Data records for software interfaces
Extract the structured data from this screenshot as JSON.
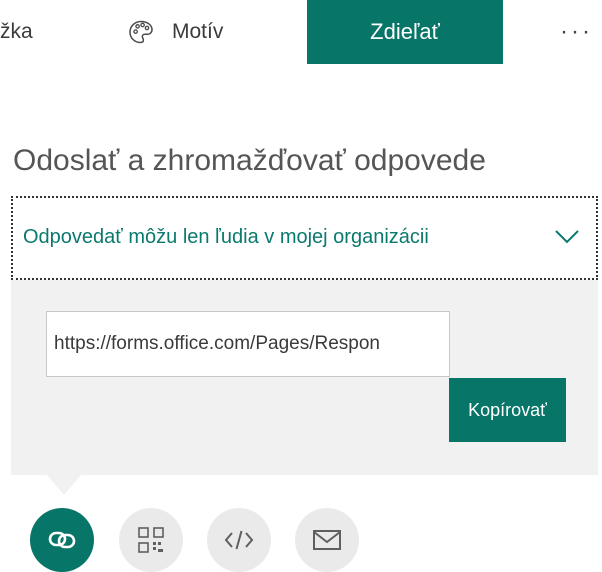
{
  "toolbar": {
    "preview_label": "žka",
    "theme_label": "Motív",
    "share_label": "Zdieľať",
    "more_label": "···"
  },
  "share_section": {
    "title": "Odoslať a zhromažďovať odpovede",
    "permission_dropdown": {
      "selected": "Odpovedať môžu len ľudia v mojej organizácii"
    },
    "link": {
      "url": "https://forms.office.com/Pages/Respon",
      "copy_label": "Kopírovať"
    },
    "methods": [
      {
        "icon": "link-icon",
        "selected": true
      },
      {
        "icon": "qr-code-icon",
        "selected": false
      },
      {
        "icon": "embed-code-icon",
        "selected": false
      },
      {
        "icon": "email-icon",
        "selected": false
      }
    ]
  },
  "colors": {
    "accent": "#077568",
    "accent_text": "#0b7a6e",
    "panel_bg": "#f1f1f1",
    "icon_bg": "#eaeaea"
  }
}
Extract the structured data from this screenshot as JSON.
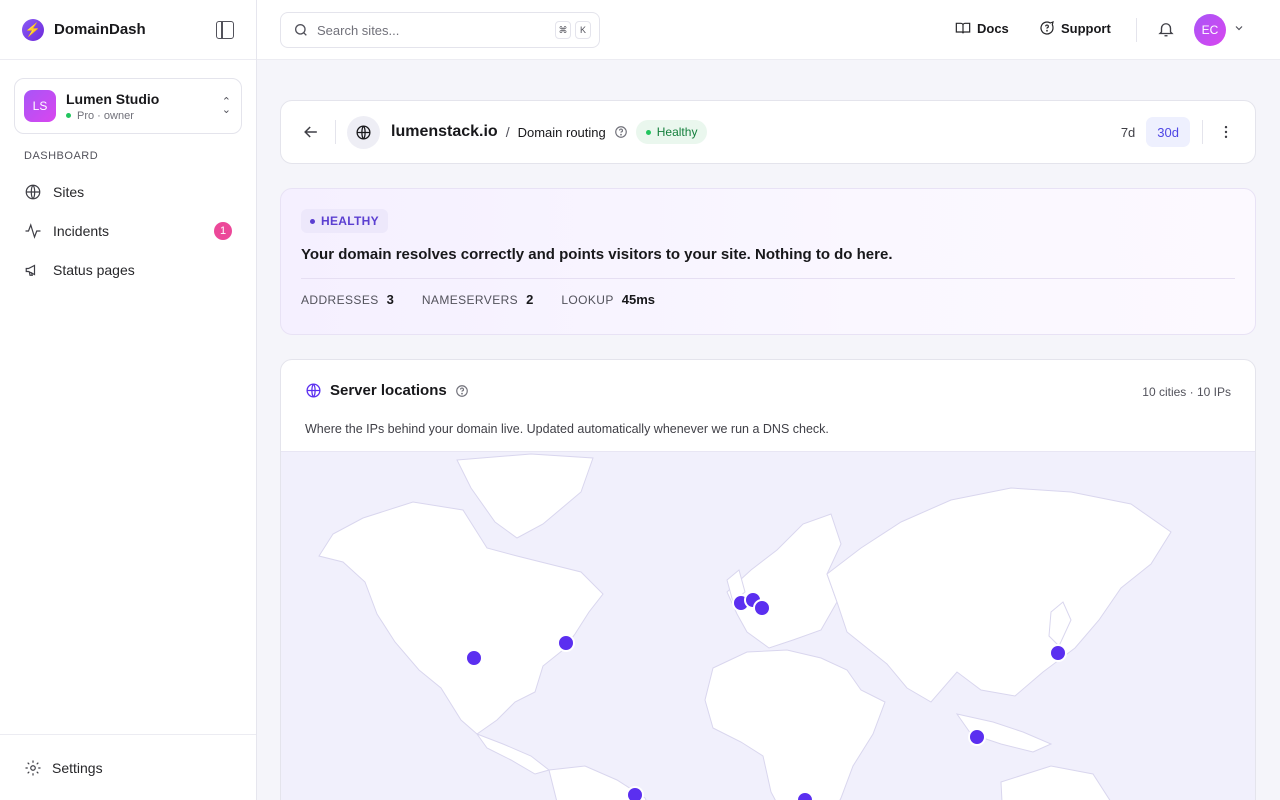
{
  "brand": {
    "name": "DomainDash",
    "logo_icon": "bolt-icon",
    "accent": "#7c3aed"
  },
  "workspace": {
    "initials": "LS",
    "name": "Lumen Studio",
    "meta": "Pro · owner"
  },
  "nav": {
    "heading": "DASHBOARD",
    "items": [
      {
        "label": "Sites",
        "icon": "globe-icon"
      },
      {
        "label": "Incidents",
        "icon": "activity-icon",
        "badge": "1"
      },
      {
        "label": "Status pages",
        "icon": "megaphone-icon"
      }
    ],
    "settings_label": "Settings"
  },
  "topbar": {
    "search_placeholder": "Search sites...",
    "shortcut_keys": [
      "⌘",
      "K"
    ],
    "docs_label": "Docs",
    "support_label": "Support",
    "user_initials": "EC"
  },
  "header": {
    "domain": "lumenstack.io",
    "separator": "/",
    "section": "Domain routing",
    "status": "Healthy",
    "ranges": [
      "7d",
      "30d"
    ],
    "active_range": "30d"
  },
  "health": {
    "tag": "HEALTHY",
    "message": "Your domain resolves correctly and points visitors to your site. Nothing to do here.",
    "stats": [
      {
        "label": "ADDRESSES",
        "value": "3"
      },
      {
        "label": "NAMESERVERS",
        "value": "2"
      },
      {
        "label": "LOOKUP",
        "value": "45ms"
      }
    ]
  },
  "locations": {
    "title": "Server locations",
    "summary": "10 cities · 10 IPs",
    "description": "Where the IPs behind your domain live. Updated automatically whenever we run a DNS check.",
    "marker_color": "#5b2ff0"
  }
}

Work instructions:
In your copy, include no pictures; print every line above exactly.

Result of this exercise:
Extract the structured data from this screenshot as JSON.
{
  "toolbar": {
    "preview_label": "žka",
    "theme_label": "Motív",
    "share_label": "Zdieľať",
    "more_label": "···"
  },
  "share_section": {
    "title": "Odoslať a zhromažďovať odpovede",
    "permission_dropdown": {
      "selected": "Odpovedať môžu len ľudia v mojej organizácii"
    },
    "link": {
      "url": "https://forms.office.com/Pages/Respon",
      "copy_label": "Kopírovať"
    },
    "methods": [
      {
        "icon": "link-icon",
        "selected": true
      },
      {
        "icon": "qr-code-icon",
        "selected": false
      },
      {
        "icon": "embed-code-icon",
        "selected": false
      },
      {
        "icon": "email-icon",
        "selected": false
      }
    ]
  },
  "colors": {
    "accent": "#077568",
    "accent_text": "#0b7a6e",
    "panel_bg": "#f1f1f1",
    "icon_bg": "#eaeaea"
  }
}
Extract the structured data from this screenshot as JSON.
{
  "brand": {
    "name": "DomainDash",
    "logo_icon": "bolt-icon",
    "accent": "#7c3aed"
  },
  "workspace": {
    "initials": "LS",
    "name": "Lumen Studio",
    "meta": "Pro · owner"
  },
  "nav": {
    "heading": "DASHBOARD",
    "items": [
      {
        "label": "Sites",
        "icon": "globe-icon"
      },
      {
        "label": "Incidents",
        "icon": "activity-icon",
        "badge": "1"
      },
      {
        "label": "Status pages",
        "icon": "megaphone-icon"
      }
    ],
    "settings_label": "Settings"
  },
  "topbar": {
    "search_placeholder": "Search sites...",
    "shortcut_keys": [
      "⌘",
      "K"
    ],
    "docs_label": "Docs",
    "support_label": "Support",
    "user_initials": "EC"
  },
  "header": {
    "domain": "lumenstack.io",
    "separator": "/",
    "section": "Domain routing",
    "status": "Healthy",
    "ranges": [
      "7d",
      "30d"
    ],
    "active_range": "30d"
  },
  "health": {
    "tag": "HEALTHY",
    "message": "Your domain resolves correctly and points visitors to your site. Nothing to do here.",
    "stats": [
      {
        "label": "ADDRESSES",
        "value": "3"
      },
      {
        "label": "NAMESERVERS",
        "value": "2"
      },
      {
        "label": "LOOKUP",
        "value": "45ms"
      }
    ]
  },
  "locations": {
    "title": "Server locations",
    "summary": "10 cities · 10 IPs",
    "description": "Where the IPs behind your domain live. Updated automatically whenever we run a DNS check.",
    "marker_color": "#5b2ff0"
  }
}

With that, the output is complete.